This session was designed as a space to reflect and to begin evaluating the effectiveness of economic justice and women's rights work that has gone through various international venues in the last 10-15 years.
Focusing on the World Bank, the International Monetary Fund (IMF), the World Trade Organization (WTO) and the United Nations (UN), presenters and participants shared their advocacy experiences and their ideas for strategic future work.
- Elmira Nazombe Center for Women's Global Leadership, USA
- Laura Frade Women's Eyes on the Multi-laterals, Mexico
- Lynn Freedman School of Public Health, Columbia University, USA
- Mariama Williams DAWN-Caribbean, Jamaica-USA
- Pam Rajput Punjab University, India
- Zo Randriamaro GERA Programme, Third World Network - Africa, Madagascar
- Carol Barton Women's International Coalition for Economic Justice, USA
WTO: Work at the WTO is particularily frustrating because of the ever-expanding mandate of the organization and the proliferation of trade promotion into development agendas. Gender advocates face obstacles with respect to impacting civil society groups with longer histories (such as trade unions and development agencies), gaining access the WTO, and proving the relevance of gender to trade policies. Some alliances have become possible between NGO's and governments, however, as negotiators have become aware of the dangers inherent in issues such as the patenting of seeds and life forms.
UN:Successive UN conferences and the Millenium Development Goals have made invisible the way that international economic policies have contributed to worsening conditions for women, particularly with respect to women's health. What we count or measure is very important in terms of what we do and therefore the indicators used by UN agencies are very important in terms of progress for women. Parallels can be seen between the local level and the UN level, where regressive forces are trying to occupy women's space and to erase the gains of the past 5 years.

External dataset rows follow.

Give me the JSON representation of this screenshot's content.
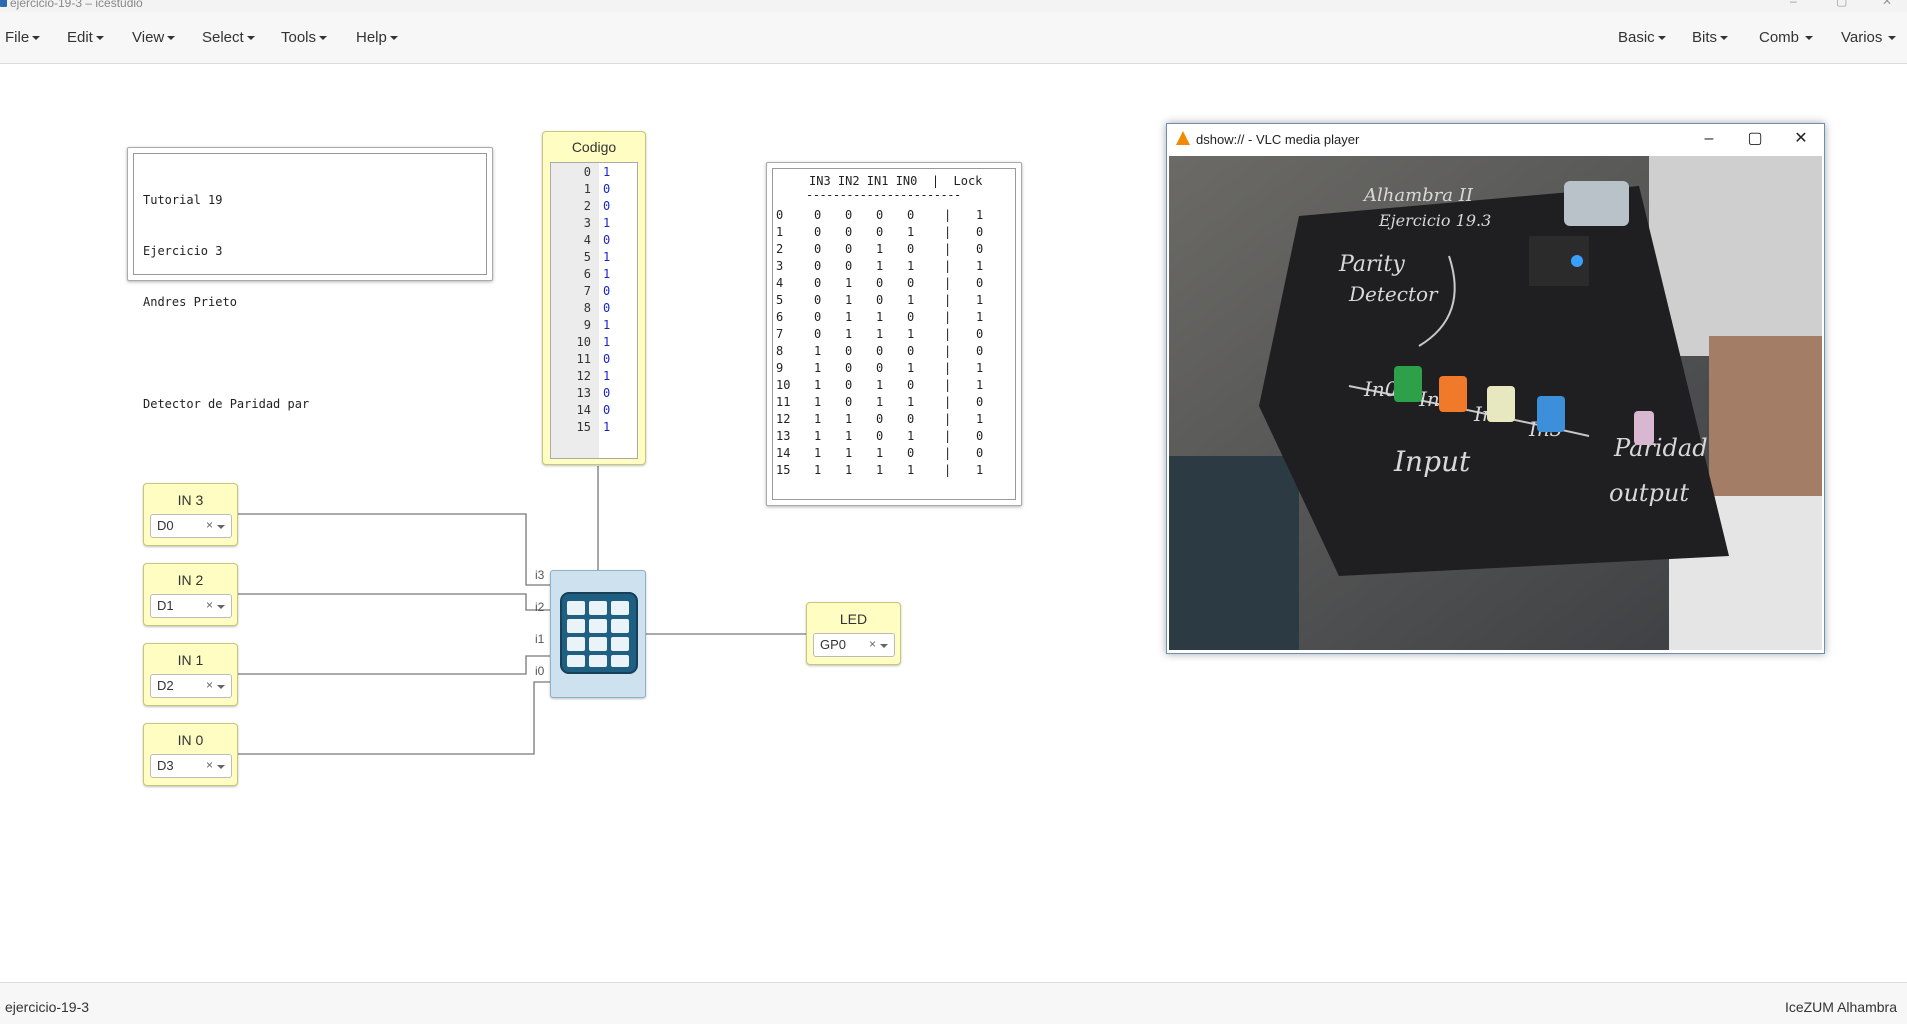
{
  "window": {
    "title": "ejercicio-19-3 – icestudio",
    "controls": [
      "–",
      "▢",
      "✕"
    ]
  },
  "menubar": {
    "left": [
      "File",
      "Edit",
      "View",
      "Select",
      "Tools",
      "Help"
    ],
    "right": [
      "Basic",
      "Bits",
      "Comb",
      "Varios"
    ]
  },
  "comment": {
    "lines": [
      "Tutorial 19",
      "Ejercicio 3",
      "Andres Prieto",
      "",
      "Detector de Paridad par"
    ]
  },
  "codigo": {
    "title": "Codigo",
    "rows": [
      {
        "n": "0",
        "v": "1"
      },
      {
        "n": "1",
        "v": "0"
      },
      {
        "n": "2",
        "v": "0"
      },
      {
        "n": "3",
        "v": "1"
      },
      {
        "n": "4",
        "v": "0"
      },
      {
        "n": "5",
        "v": "1"
      },
      {
        "n": "6",
        "v": "1"
      },
      {
        "n": "7",
        "v": "0"
      },
      {
        "n": "8",
        "v": "0"
      },
      {
        "n": "9",
        "v": "1"
      },
      {
        "n": "10",
        "v": "1"
      },
      {
        "n": "11",
        "v": "0"
      },
      {
        "n": "12",
        "v": "1"
      },
      {
        "n": "13",
        "v": "0"
      },
      {
        "n": "14",
        "v": "0"
      },
      {
        "n": "15",
        "v": "1"
      }
    ]
  },
  "truth_table": {
    "header": "IN3 IN2 IN1 IN0  |  Lock",
    "separator": "-----------------------",
    "rows": [
      [
        "0",
        "0",
        "0",
        "0",
        "0",
        "1"
      ],
      [
        "1",
        "0",
        "0",
        "0",
        "1",
        "0"
      ],
      [
        "2",
        "0",
        "0",
        "1",
        "0",
        "0"
      ],
      [
        "3",
        "0",
        "0",
        "1",
        "1",
        "1"
      ],
      [
        "4",
        "0",
        "1",
        "0",
        "0",
        "0"
      ],
      [
        "5",
        "0",
        "1",
        "0",
        "1",
        "1"
      ],
      [
        "6",
        "0",
        "1",
        "1",
        "0",
        "1"
      ],
      [
        "7",
        "0",
        "1",
        "1",
        "1",
        "0"
      ],
      [
        "8",
        "1",
        "0",
        "0",
        "0",
        "0"
      ],
      [
        "9",
        "1",
        "0",
        "0",
        "1",
        "1"
      ],
      [
        "10",
        "1",
        "0",
        "1",
        "0",
        "1"
      ],
      [
        "11",
        "1",
        "0",
        "1",
        "1",
        "0"
      ],
      [
        "12",
        "1",
        "1",
        "0",
        "0",
        "1"
      ],
      [
        "13",
        "1",
        "1",
        "0",
        "1",
        "0"
      ],
      [
        "14",
        "1",
        "1",
        "1",
        "0",
        "0"
      ],
      [
        "15",
        "1",
        "1",
        "1",
        "1",
        "1"
      ]
    ],
    "bar": "|"
  },
  "inputs": [
    {
      "label": "IN 3",
      "pin": "D0",
      "port": "i3"
    },
    {
      "label": "IN 2",
      "pin": "D1",
      "port": "i2"
    },
    {
      "label": "IN 1",
      "pin": "D2",
      "port": "i1"
    },
    {
      "label": "IN 0",
      "pin": "D3",
      "port": "i0"
    }
  ],
  "output": {
    "label": "LED",
    "pin": "GP0"
  },
  "clear_glyph": "×",
  "vlc": {
    "title": "dshow:// - VLC media player",
    "board_labels": [
      "Alhambra II",
      "Ejercicio 19.3",
      "Parity",
      "Detector",
      "In0",
      "In1",
      "In2",
      "In3",
      "Input",
      "Paridad",
      "output"
    ]
  },
  "statusbar": {
    "file": "ejercicio-19-3",
    "board": "IceZUM Alhambra"
  }
}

The World Bank & IMF: While international financial institutions appear to have made many advances with respect to gender issues, in reality none of these advances turn into practice. Through the Financing for Development process, the World Bank has in fact demonstrated their ability to exclude women's groups from participation. A key point with respect to international financial institutions is that only states can formally participate in negotiating processes which are not transparent or accountable. Negotiating processes and state policies needs to be monitored, therefore, and economic and social rights need to be injected into international economic policy.
It was clear from the interventions of participants that to-date advocacy at the UN and the World Bank has been much more common than at the WTO or the IMF. The value of focusing on national policies and state participation in international institutions (as opposed to focusing on the institutions themselves) was emphasized in several interventions. It was also noted that what we gain in one forum often gets lost in another.
Some of the action suggestions the came out in this discussion included:
- the fight has to be waged in the North, with sisters in the North lobbying their own governments; solidarity between women in the North and women in the South must be part of our strategies no matter where we are located.
- we need to ground our advocay in strategic openings such as the Millenium Development Goals.
- by establishing alternative models (e.g. village women's parliament in India) we can build systems of accountability and present formal alternatives.
- we need to focus on our own states and look for means to open doors for women's access to the interactions between governments and international institutions.
- we should not trust government promises but build our own strategies.
- we need to use international conventions and concluding observations from UN bodies in our domestic political and legal work.
- we need solid evidence for our arguments.
2002 AWID Forum, Session #266